+++ DATA FOR THIS TASK

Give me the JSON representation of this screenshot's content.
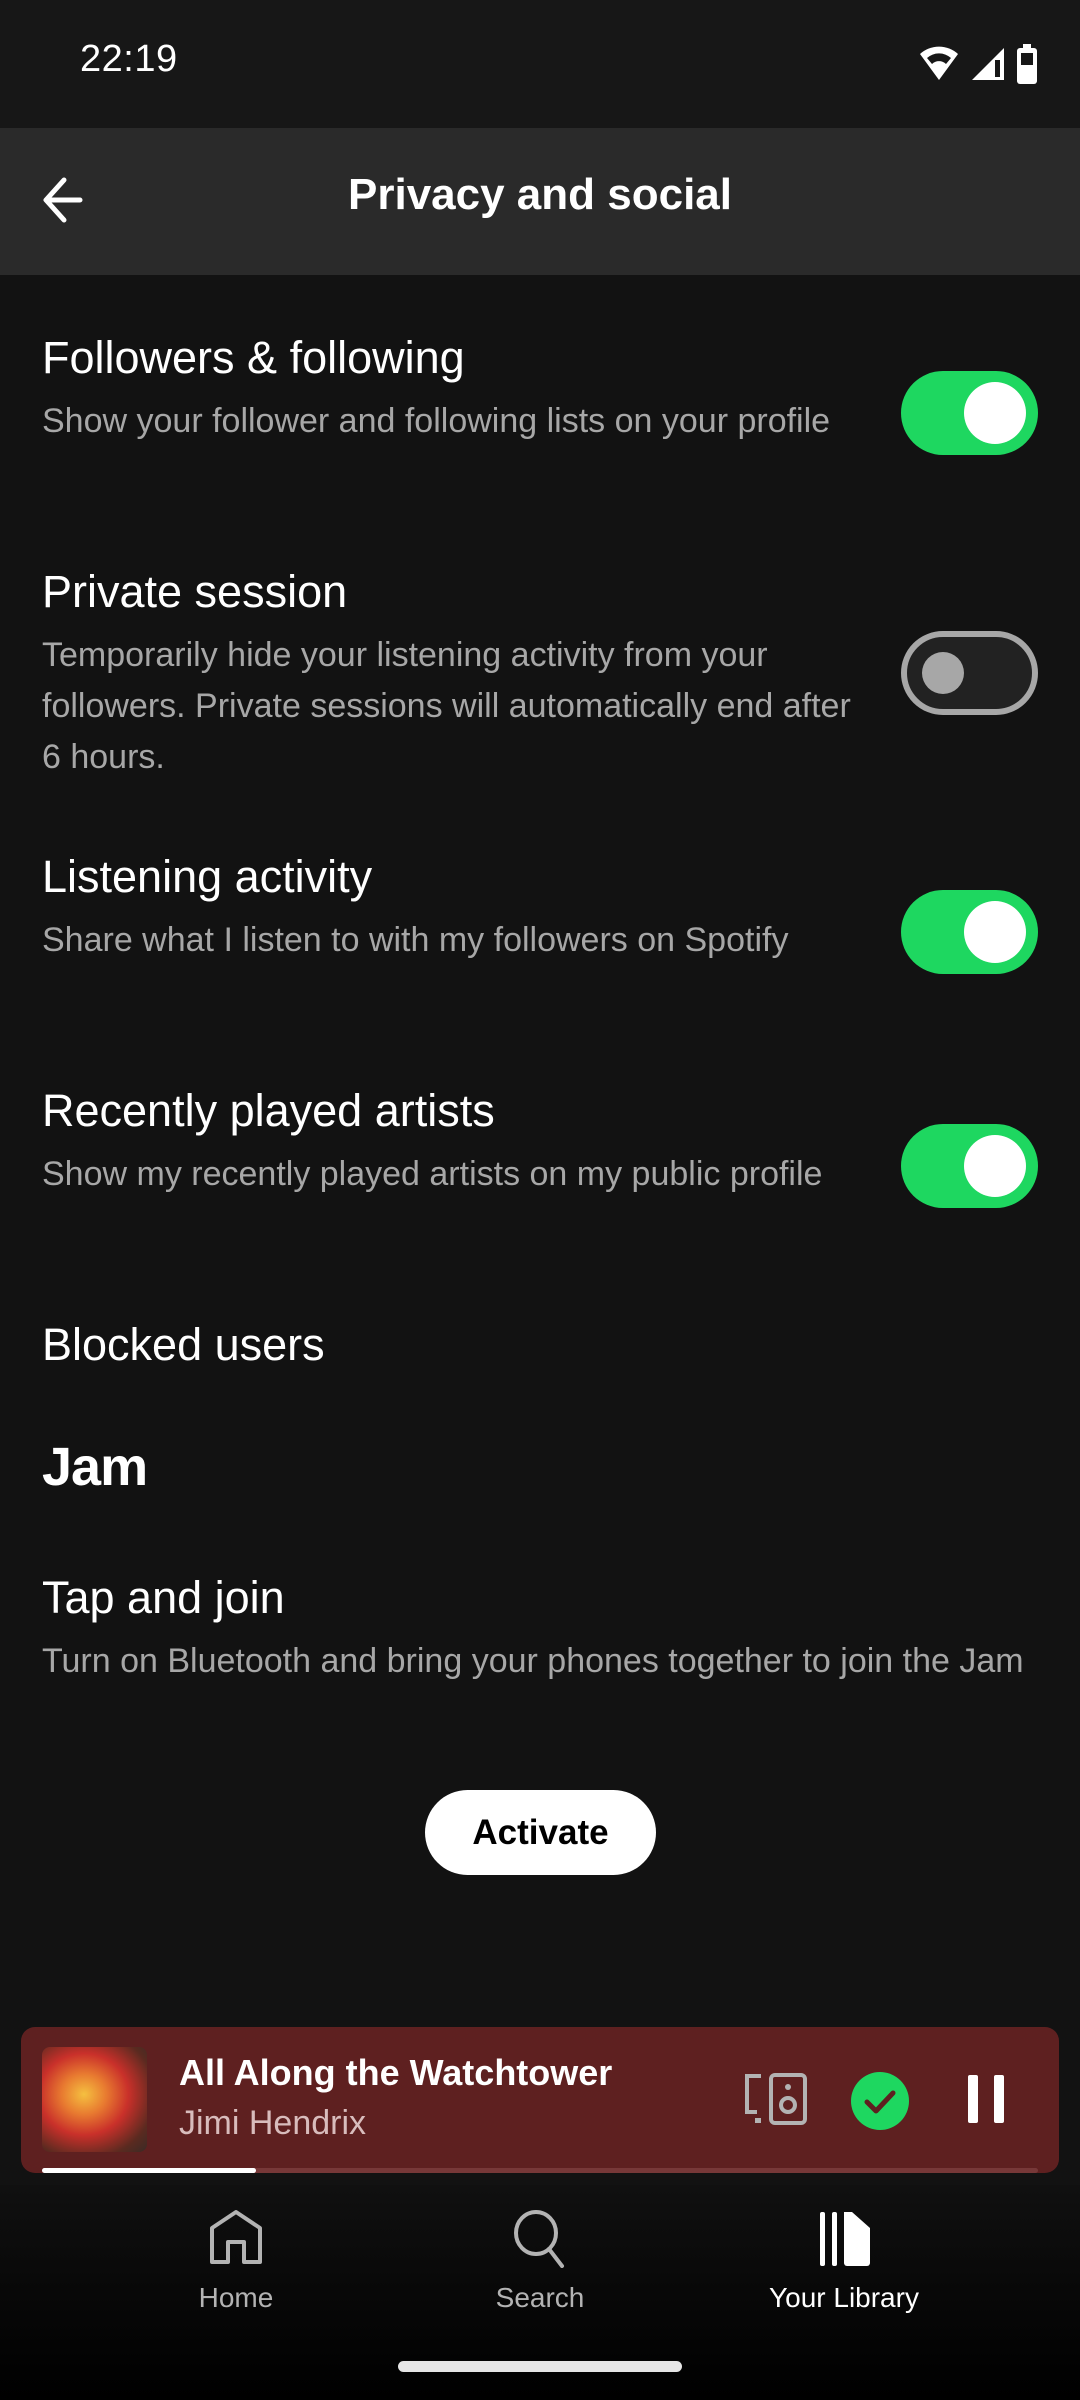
{
  "status_bar": {
    "time": "22:19",
    "icons": [
      "wifi-icon",
      "cell-signal-icon",
      "battery-icon"
    ]
  },
  "header": {
    "title": "Privacy and social",
    "back_icon": "arrow-left-icon"
  },
  "settings": [
    {
      "title": "Followers & following",
      "description": "Show your follower and following lists on your profile",
      "enabled": true
    },
    {
      "title": "Private session",
      "description": "Temporarily hide your listening activity from your followers. Private sessions will automatically end after 6 hours.",
      "enabled": false
    },
    {
      "title": "Listening activity",
      "description": "Share what I listen to with my followers on Spotify",
      "enabled": true
    },
    {
      "title": "Recently played artists",
      "description": "Show my recently played artists on my public profile",
      "enabled": true
    }
  ],
  "blocked_users": {
    "label": "Blocked users"
  },
  "jam": {
    "section_title": "Jam",
    "tap_and_join": {
      "title": "Tap and join",
      "description": "Turn on Bluetooth and bring your phones together to join the Jam",
      "button_label": "Activate"
    }
  },
  "now_playing": {
    "song": "All Along the Watchtower",
    "artist": "Jimi Hendrix",
    "progress_percent": 21.5,
    "background_color": "#5e2020",
    "icons": [
      "devices-icon",
      "saved-check-icon",
      "pause-icon"
    ]
  },
  "bottom_nav": {
    "items": [
      {
        "label": "Home",
        "icon": "home-icon",
        "active": false
      },
      {
        "label": "Search",
        "icon": "search-icon",
        "active": false
      },
      {
        "label": "Your Library",
        "icon": "library-icon",
        "active": true
      }
    ]
  },
  "colors": {
    "accent": "#1ed760",
    "background": "#121212",
    "header": "#2a2a2a",
    "secondary_text": "#a7a7a7"
  }
}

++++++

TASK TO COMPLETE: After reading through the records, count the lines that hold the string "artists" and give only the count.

WRITTEN ANSWER: 2